• **WORK TO BE COMPLETED**
From the entries below, copy every line that has the word "Sunday".

DATA PROVIDED below:

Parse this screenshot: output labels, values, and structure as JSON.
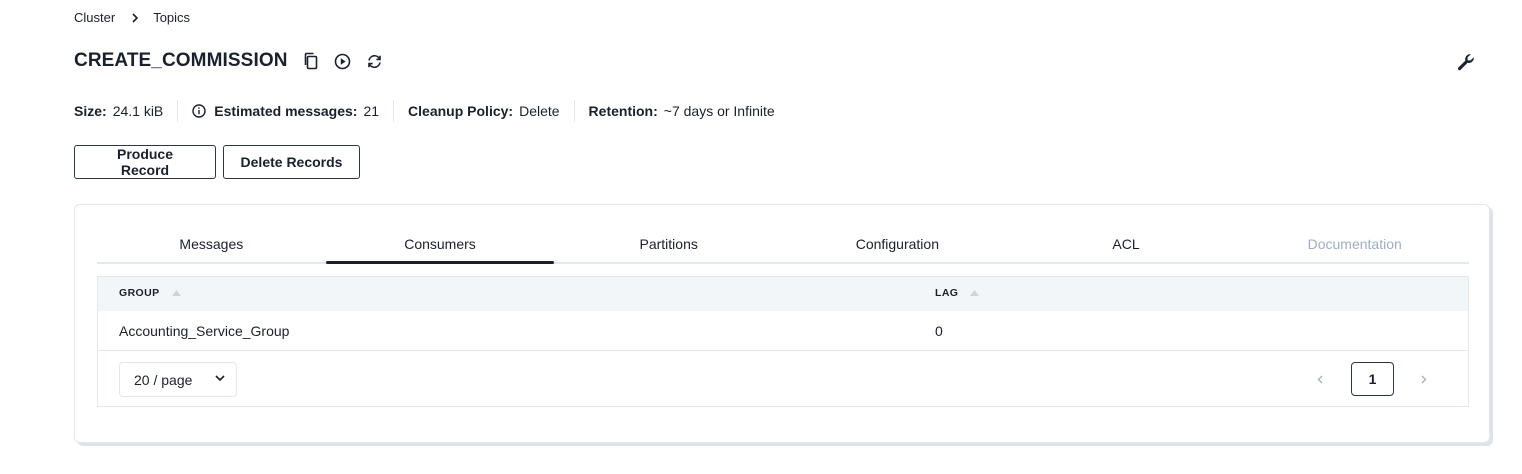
{
  "breadcrumb": {
    "items": [
      "Cluster",
      "Topics"
    ]
  },
  "topic": {
    "name": "CREATE_COMMISSION",
    "icons": [
      "copy-icon",
      "play-icon",
      "refresh-icon"
    ],
    "settings_icon": "wrench-icon"
  },
  "stats": {
    "size_label": "Size:",
    "size_value": "24.1 kiB",
    "messages_label": "Estimated messages:",
    "messages_value": "21",
    "cleanup_label": "Cleanup Policy:",
    "cleanup_value": "Delete",
    "retention_label": "Retention:",
    "retention_value": "~7 days or Infinite"
  },
  "actions": {
    "produce_label": "Produce Record",
    "delete_label": "Delete Records"
  },
  "tabs": [
    {
      "label": "Messages",
      "active": false,
      "disabled": false
    },
    {
      "label": "Consumers",
      "active": true,
      "disabled": false
    },
    {
      "label": "Partitions",
      "active": false,
      "disabled": false
    },
    {
      "label": "Configuration",
      "active": false,
      "disabled": false
    },
    {
      "label": "ACL",
      "active": false,
      "disabled": false
    },
    {
      "label": "Documentation",
      "active": false,
      "disabled": true
    }
  ],
  "table": {
    "columns": [
      "GROUP",
      "LAG"
    ],
    "rows": [
      {
        "group": "Accounting_Service_Group",
        "lag": "0"
      }
    ]
  },
  "pagination": {
    "page_size": "20 / page",
    "current_page": "1"
  },
  "colors": {
    "text": "#1a202c",
    "border": "#e2e8f0",
    "header_bg": "#f3f6f9",
    "disabled": "#a0aec0"
  }
}
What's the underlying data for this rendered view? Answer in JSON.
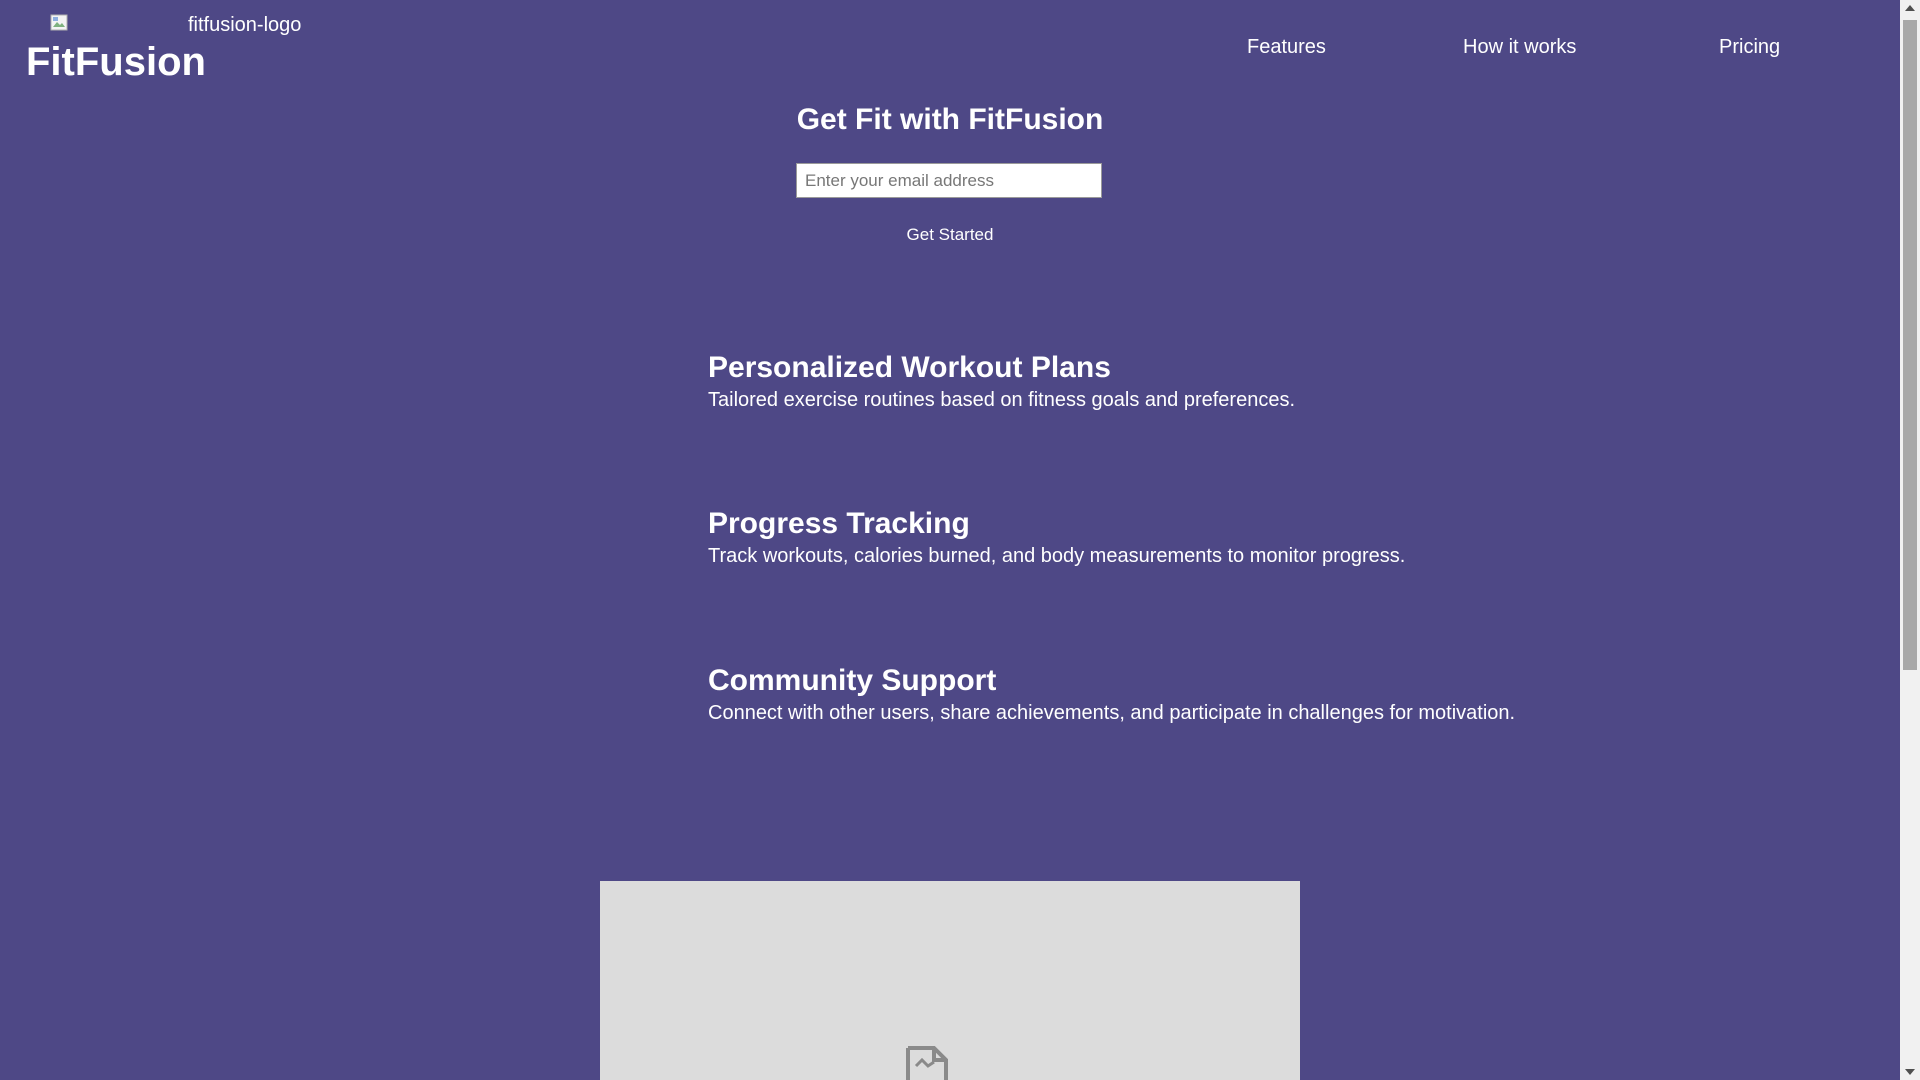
{
  "header": {
    "logo_alt": "fitfusion-logo",
    "brand_name": "FitFusion",
    "nav": [
      {
        "label": "Features"
      },
      {
        "label": "How it works"
      },
      {
        "label": "Pricing"
      }
    ]
  },
  "hero": {
    "title": "Get Fit with FitFusion",
    "email_placeholder": "Enter your email address",
    "email_value": "",
    "cta_label": "Get Started"
  },
  "features": [
    {
      "title": "Personalized Workout Plans",
      "description": "Tailored exercise routines based on fitness goals and preferences."
    },
    {
      "title": "Progress Tracking",
      "description": "Track workouts, calories burned, and body measurements to monitor progress."
    },
    {
      "title": "Community Support",
      "description": "Connect with other users, share achievements, and participate in challenges for motivation."
    }
  ],
  "colors": {
    "background": "#4e4886",
    "text": "#ffffff",
    "placeholder_box": "#dcdcdc"
  },
  "icons": {
    "logo": "broken-image-icon",
    "media": "image-placeholder-icon"
  }
}
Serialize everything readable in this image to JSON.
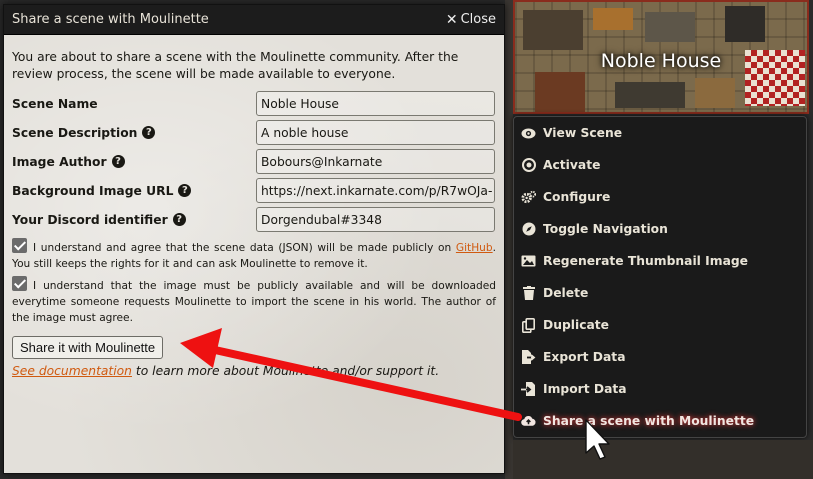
{
  "dialog": {
    "title": "Share a scene with Moulinette",
    "close_label": "Close",
    "intro": "You are about to share a scene with the Moulinette community. After the review process, the scene will be made available to everyone.",
    "fields": [
      {
        "label": "Scene Name",
        "value": "Noble House",
        "help": false
      },
      {
        "label": "Scene Description",
        "value": "A noble house",
        "help": true
      },
      {
        "label": "Image Author",
        "value": "Bobours@Inkarnate",
        "help": true
      },
      {
        "label": "Background Image URL",
        "value": "https://next.inkarnate.com/p/R7wOJa-",
        "help": true
      },
      {
        "label": "Your Discord identifier",
        "value": "Dorgendubal#3348",
        "help": true
      }
    ],
    "check1_text_a": "I understand and agree that the scene data (JSON) will be made publicly on ",
    "check1_link": "GitHub",
    "check1_text_b": ". You still keeps the rights for it and can ask Moulinette to remove it.",
    "check2_text": "I understand that the image must be publicly available and will be downloaded everytime someone requests Moulinette to import the scene in his world. The author of the image must agree.",
    "share_button": "Share it with Moulinette",
    "doc_link": "See documentation",
    "doc_text": " to learn more about Moulinette and/or support it."
  },
  "scene": {
    "title": "Noble House"
  },
  "context_menu": [
    {
      "label": "View Scene",
      "icon": "eye-icon"
    },
    {
      "label": "Activate",
      "icon": "target-icon"
    },
    {
      "label": "Configure",
      "icon": "cogs-icon"
    },
    {
      "label": "Toggle Navigation",
      "icon": "compass-icon"
    },
    {
      "label": "Regenerate Thumbnail Image",
      "icon": "image-icon"
    },
    {
      "label": "Delete",
      "icon": "trash-icon"
    },
    {
      "label": "Duplicate",
      "icon": "copy-icon"
    },
    {
      "label": "Export Data",
      "icon": "export-icon"
    },
    {
      "label": "Import Data",
      "icon": "import-icon"
    },
    {
      "label": "Share a scene with Moulinette",
      "icon": "cloud-upload-icon"
    }
  ],
  "colors": {
    "accent_link": "#d05a10",
    "arrow": "#ee1111",
    "dialog_header": "#1c1c1c"
  }
}
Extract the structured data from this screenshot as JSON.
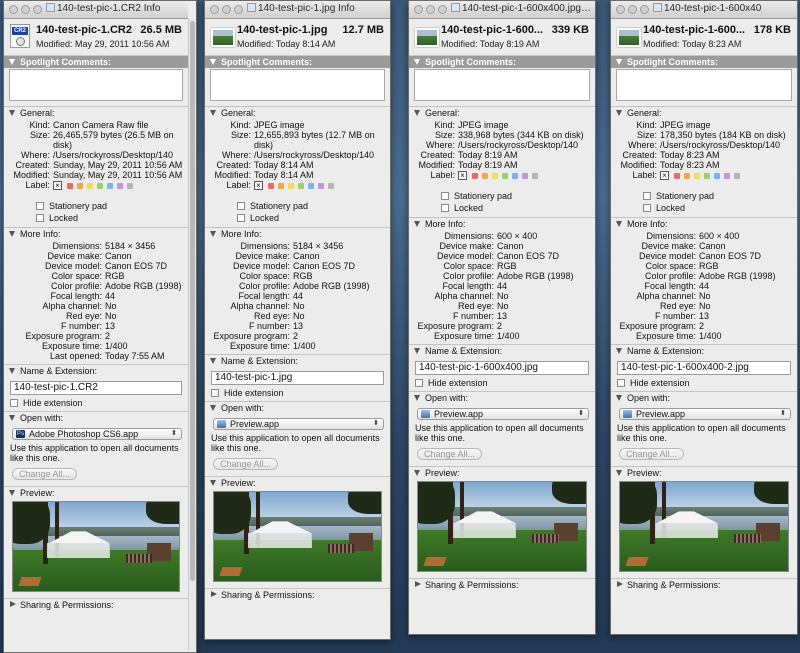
{
  "labels": {
    "spotlight": "Spotlight Comments:",
    "general": "General:",
    "more_info": "More Info:",
    "name_ext": "Name & Extension:",
    "open_with": "Open with:",
    "preview": "Preview:",
    "sharing": "Sharing & Permissions:",
    "stationery": "Stationery pad",
    "locked": "Locked",
    "hide_ext": "Hide extension",
    "use_app": "Use this application to open all documents like this one.",
    "change_all": "Change All...",
    "k_kind": "Kind:",
    "k_size": "Size:",
    "k_where": "Where:",
    "k_created": "Created:",
    "k_modified": "Modified:",
    "k_label": "Label:",
    "k_dimensions": "Dimensions:",
    "k_device_make": "Device make:",
    "k_device_model": "Device model:",
    "k_color_space": "Color space:",
    "k_color_profile": "Color profile:",
    "k_focal": "Focal length:",
    "k_alpha": "Alpha channel:",
    "k_redeye": "Red eye:",
    "k_fnum": "F number:",
    "k_exp_prog": "Exposure program:",
    "k_exp_time": "Exposure time:",
    "k_last_opened": "Last opened:"
  },
  "label_colors": [
    "#e86a6a",
    "#f2a64a",
    "#eedd55",
    "#9ad068",
    "#7cb2ee",
    "#c793dc",
    "#b5b5b5"
  ],
  "windows": [
    {
      "title": "140-test-pic-1.CR2 Info",
      "file_name": "140-test-pic-1.CR2",
      "file_size": "26.5 MB",
      "modified_header": "Modified: May 29, 2011 10:56 AM",
      "general": {
        "kind": "Canon Camera Raw file",
        "size": "26,465,579 bytes (26.5 MB on disk)",
        "where": "/Users/rockyross/Desktop/140",
        "created": "Sunday, May 29, 2011 10:56 AM",
        "modified": "Sunday, May 29, 2011 10:56 AM"
      },
      "more": {
        "dimensions": "5184 × 3456",
        "device_make": "Canon",
        "device_model": "Canon EOS 7D",
        "color_space": "RGB",
        "color_profile": "Adobe RGB (1998)",
        "focal": "44",
        "alpha": "No",
        "redeye": "No",
        "fnum": "13",
        "exp_prog": "2",
        "exp_time": "1/400",
        "last_opened": "Today 7:55 AM"
      },
      "name_field": "140-test-pic-1.CR2",
      "open_with_app": "Adobe Photoshop CS6.app",
      "app_icon": "photoshop-icon"
    },
    {
      "title": "140-test-pic-1.jpg Info",
      "file_name": "140-test-pic-1.jpg",
      "file_size": "12.7 MB",
      "modified_header": "Modified: Today 8:14 AM",
      "general": {
        "kind": "JPEG image",
        "size": "12,655,893 bytes (12.7 MB on disk)",
        "where": "/Users/rockyross/Desktop/140",
        "created": "Today 8:14 AM",
        "modified": "Today 8:14 AM"
      },
      "more": {
        "dimensions": "5184 × 3456",
        "device_make": "Canon",
        "device_model": "Canon EOS 7D",
        "color_space": "RGB",
        "color_profile": "Adobe RGB (1998)",
        "focal": "44",
        "alpha": "No",
        "redeye": "No",
        "fnum": "13",
        "exp_prog": "2",
        "exp_time": "1/400"
      },
      "name_field": "140-test-pic-1.jpg",
      "open_with_app": "Preview.app",
      "app_icon": "preview-icon"
    },
    {
      "title": "140-test-pic-1-600x400.jpg Info",
      "file_name": "140-test-pic-1-600...",
      "file_size": "339 KB",
      "modified_header": "Modified: Today 8:19 AM",
      "general": {
        "kind": "JPEG image",
        "size": "338,968 bytes (344 KB on disk)",
        "where": "/Users/rockyross/Desktop/140",
        "created": "Today 8:19 AM",
        "modified": "Today 8:19 AM"
      },
      "more": {
        "dimensions": "600 × 400",
        "device_make": "Canon",
        "device_model": "Canon EOS 7D",
        "color_space": "RGB",
        "color_profile": "Adobe RGB (1998)",
        "focal": "44",
        "alpha": "No",
        "redeye": "No",
        "fnum": "13",
        "exp_prog": "2",
        "exp_time": "1/400"
      },
      "name_field": "140-test-pic-1-600x400.jpg",
      "open_with_app": "Preview.app",
      "app_icon": "preview-icon"
    },
    {
      "title": "140-test-pic-1-600x40",
      "file_name": "140-test-pic-1-600...",
      "file_size": "178 KB",
      "modified_header": "Modified: Today 8:23 AM",
      "general": {
        "kind": "JPEG image",
        "size": "178,350 bytes (184 KB on disk)",
        "where": "/Users/rockyross/Desktop/140",
        "created": "Today 8:23 AM",
        "modified": "Today 8:23 AM"
      },
      "more": {
        "dimensions": "600 × 400",
        "device_make": "Canon",
        "device_model": "Canon EOS 7D",
        "color_space": "RGB",
        "color_profile": "Adobe RGB (1998)",
        "focal": "44",
        "alpha": "No",
        "redeye": "No",
        "fnum": "13",
        "exp_prog": "2",
        "exp_time": "1/400"
      },
      "name_field": "140-test-pic-1-600x400-2.jpg",
      "open_with_app": "Preview.app",
      "app_icon": "preview-icon"
    }
  ]
}
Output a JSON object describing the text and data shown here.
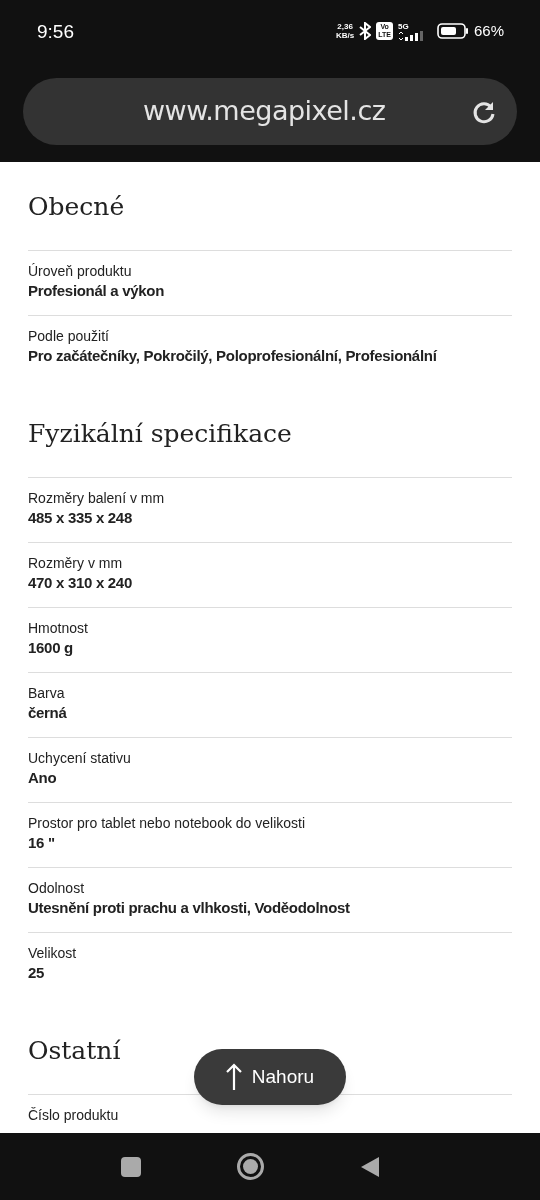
{
  "status_bar": {
    "time": "9:56",
    "network_speed": [
      "2,36",
      "KB/s"
    ],
    "volte_badge": [
      "Vo",
      "LTE"
    ],
    "network_type": "5G",
    "battery": "66%"
  },
  "address_bar": {
    "url": "www.megapixel.cz"
  },
  "sections": [
    {
      "title": "Obecné",
      "rows": [
        {
          "label": "Úroveň produktu",
          "value": "Profesionál a výkon"
        },
        {
          "label": "Podle použití",
          "value": "Pro začátečníky, Pokročilý, Poloprofesionální, Profesionální"
        }
      ]
    },
    {
      "title": "Fyzikální specifikace",
      "rows": [
        {
          "label": "Rozměry balení v mm",
          "value": "485 x 335 x 248"
        },
        {
          "label": "Rozměry v mm",
          "value": "470 x 310 x 240"
        },
        {
          "label": "Hmotnost",
          "value": "1600 g"
        },
        {
          "label": "Barva",
          "value": "černá"
        },
        {
          "label": "Uchycení stativu",
          "value": "Ano"
        },
        {
          "label": "Prostor pro tablet nebo notebook do velikosti",
          "value": "16 \""
        },
        {
          "label": "Odolnost",
          "value": "Utesnění proti prachu a vlhkosti, Voděodolnost"
        },
        {
          "label": "Velikost",
          "value": "25"
        }
      ]
    },
    {
      "title": "Ostatní",
      "rows": [
        {
          "label": "Číslo produktu"
        }
      ]
    }
  ],
  "back_to_top": {
    "label": "Nahoru"
  }
}
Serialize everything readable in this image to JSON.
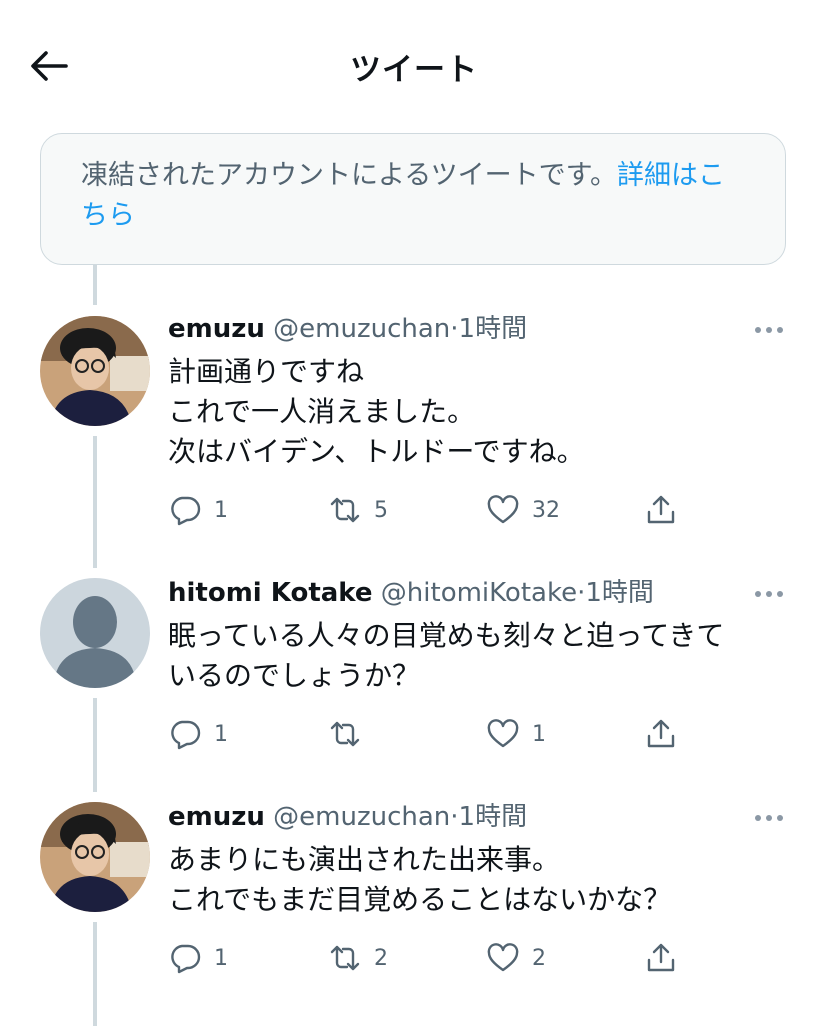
{
  "header": {
    "title": "ツイート"
  },
  "notice": {
    "text": "凍結されたアカウントによるツイートです。",
    "link": "詳細はこちら"
  },
  "tweets": [
    {
      "name": "emuzu",
      "handle": "@emuzuchan",
      "dot": "·",
      "time": "1時間",
      "lines": [
        "計画通りですね",
        "これで一人消えました。",
        "次はバイデン、トルドーですね。"
      ],
      "replies": "1",
      "retweets": "5",
      "likes": "32"
    },
    {
      "name": "hitomi Kotake",
      "handle": "@hitomiKotake",
      "dot": "·",
      "time": "1時間",
      "lines": [
        "眠っている人々の目覚めも刻々と迫ってきて",
        "いるのでしょうか？"
      ],
      "replies": "1",
      "retweets": "",
      "likes": "1"
    },
    {
      "name": "emuzu",
      "handle": "@emuzuchan",
      "dot": "·",
      "time": "1時間",
      "lines": [
        "あまりにも演出された出来事。",
        "これでもまだ目覚めることはないかな？"
      ],
      "replies": "1",
      "retweets": "2",
      "likes": "2"
    }
  ],
  "icons": {
    "back": "arrow-left-icon",
    "more": "more-horizontal-icon",
    "reply": "comment-icon",
    "retweet": "retweet-icon",
    "like": "heart-icon",
    "share": "share-icon"
  },
  "colors": {
    "link": "#1d9bf0",
    "muted": "#536471",
    "line": "#cfd9de"
  }
}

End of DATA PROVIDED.

• **WRITTEN ANSWER**
        "created": "Sunday, May 29, 2011 10:56 AM",
        "modified": "Sunday, May 29, 2011 10:56 AM"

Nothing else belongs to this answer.